Since I have been working with the quality of generosity, I will use it as an example for this exploration. I propose that the intention of generosity is to give wholeheartedly. Okay, this sounds good, right? Halfhearted giving sounds pretty lame and worthless. But does ‘wholehearted’ put out the expectation that I should give all of myself away?

When we come up with an intention that can be ambiguous, it’s worth noticing, because it could give insight as to why this quality has not been fully cultivated. And we can see how we might have fears that come up. If I perceive generosity in terms of some finite gift that will run out, that through my giving I will be depleted, and maybe I already feel depleted, then clearly there is a misunderstanding here. And also fear.

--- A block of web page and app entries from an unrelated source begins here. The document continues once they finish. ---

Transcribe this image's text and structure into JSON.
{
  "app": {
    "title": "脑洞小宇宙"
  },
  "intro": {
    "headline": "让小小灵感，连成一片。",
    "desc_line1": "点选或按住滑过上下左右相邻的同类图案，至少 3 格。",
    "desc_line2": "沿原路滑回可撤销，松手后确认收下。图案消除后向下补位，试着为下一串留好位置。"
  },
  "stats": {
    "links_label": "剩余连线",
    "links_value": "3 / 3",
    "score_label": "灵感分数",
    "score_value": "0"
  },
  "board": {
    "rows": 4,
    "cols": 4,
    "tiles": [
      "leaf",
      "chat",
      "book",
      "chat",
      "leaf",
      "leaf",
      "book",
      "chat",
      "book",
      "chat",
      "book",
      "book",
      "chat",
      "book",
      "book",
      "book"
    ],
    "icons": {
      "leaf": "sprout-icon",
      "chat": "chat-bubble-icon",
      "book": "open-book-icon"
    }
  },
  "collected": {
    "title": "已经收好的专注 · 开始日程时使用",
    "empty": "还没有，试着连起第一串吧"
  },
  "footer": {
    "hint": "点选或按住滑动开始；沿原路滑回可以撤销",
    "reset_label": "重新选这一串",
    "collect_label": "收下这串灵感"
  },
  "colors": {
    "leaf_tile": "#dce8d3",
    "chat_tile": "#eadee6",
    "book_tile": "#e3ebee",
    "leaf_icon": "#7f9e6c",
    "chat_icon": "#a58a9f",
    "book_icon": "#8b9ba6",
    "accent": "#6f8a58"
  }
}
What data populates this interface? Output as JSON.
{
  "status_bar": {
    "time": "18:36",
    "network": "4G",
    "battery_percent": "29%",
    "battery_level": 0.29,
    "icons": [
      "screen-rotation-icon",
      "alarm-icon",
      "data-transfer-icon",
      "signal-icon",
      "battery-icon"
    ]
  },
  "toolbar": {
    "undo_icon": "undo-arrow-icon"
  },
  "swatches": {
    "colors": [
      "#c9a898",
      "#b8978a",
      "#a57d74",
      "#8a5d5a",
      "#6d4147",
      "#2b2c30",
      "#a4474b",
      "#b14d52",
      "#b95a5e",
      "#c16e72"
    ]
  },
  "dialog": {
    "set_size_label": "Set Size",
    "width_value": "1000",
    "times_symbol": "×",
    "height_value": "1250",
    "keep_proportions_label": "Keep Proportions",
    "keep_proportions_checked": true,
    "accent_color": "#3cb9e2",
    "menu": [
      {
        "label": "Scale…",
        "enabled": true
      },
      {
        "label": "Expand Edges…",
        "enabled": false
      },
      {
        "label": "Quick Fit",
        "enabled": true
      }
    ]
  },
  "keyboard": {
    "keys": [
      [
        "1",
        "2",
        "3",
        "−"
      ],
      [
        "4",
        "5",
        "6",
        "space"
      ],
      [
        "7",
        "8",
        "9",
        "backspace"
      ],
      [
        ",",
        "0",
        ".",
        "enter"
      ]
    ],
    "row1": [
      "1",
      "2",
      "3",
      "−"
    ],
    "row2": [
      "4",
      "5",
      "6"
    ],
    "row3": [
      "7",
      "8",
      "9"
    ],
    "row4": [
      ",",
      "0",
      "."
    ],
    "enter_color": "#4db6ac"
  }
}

What am I afraid of?
You might feel the tension that sets in at the very mention of fear. We are often afraid to look at what we are afraid of! But with loving-kindness and resolve we can look clearly at what’s arising in our experience. Images may also come to mind. The fear may feel like a shield of self-protection, but it’s actually a distorting lens that makes us more vulnerable. The question ‘What am I afraid of?’ might bring up thoughts about potential outcomes. ‘I am afraid of going broke’ might be one answer when exploring the quality of generosity. There might be specific examples in our lives of some generous person we know who lives ‘closer to the edge’ than we would be comfortable doing. I certainly do have such an example in my life. A person who gave of himself quite freely and in turn relied on the generosity of others to see him through difficult times. Standing on the sidelines watching, I feared for him. Of course this experience affected me. It’s not the only influencer of my more cautious approach to generosity, but it is one.

Beyond how being generous might affect our bottom line, there is usually some other justification that has to do with those we might be generous to: ‘They’ll just fritter it away.’ ‘I worked hard for that money.’ Strong opinions and harsh judgments can be very effective in deterring acts of generosity. For myself, I would notice generous impulses, the desire to give, but then the ‘recoil’ opinions and judgments that would talk me out of the impulse, or at least lessen it.

This would work with any quality. Say, the quality of Letting Go. There might be the initial impulse to clean out the closet, but then some fear, some inner opinions, arise to shut down the impulse. But even just noticing the impulse is a big step toward cultivating the quality.

Noticing is vital. You don’t have to ‘do’ anything right away. This is not a makeover where we are looking for instant results. Instead, very gently, kindly and persistently we sense into physical responses, emotional up-welling, images from the past and imagined futures, with all their accompanying stories.

Is this true?
Once we are exploring the realm of stories that come up when we think about our chosen quality, we can listen respectfully, and then ask ‘Is this true?’ This is not to make the story an outright lie or to call ourselves liars. Instead it is a loving process of acknowledging that we are not our stories, that we will not fall apart if our stories don’t hold up to the light of truth.

None of our stories are writ in stone. They were all woven on the fly by ourselves and others at vulnerable moments. At first this realization can feel threatening. If we believe our identity is our stories, of course we will hold onto them tightly. But with the practice of meditation over time we soften into a deeper understanding of our nature, and these stories no longer form the fabric of our being. As we are freed from the weight of them, we can feel as if we are standing in sunlight for the first time. We discover that it was fear that wove the stories we’ve clung to all this time. We’ve taken them for granted, and now we see they were not serving us. Discerning the fear allows us to see with greater clarity and compassion.

See if working with these three questions, at times when you feel your mind is quiet and compassionate, helps you to see more clearly what has kept you from cultivating the quality you have chosen.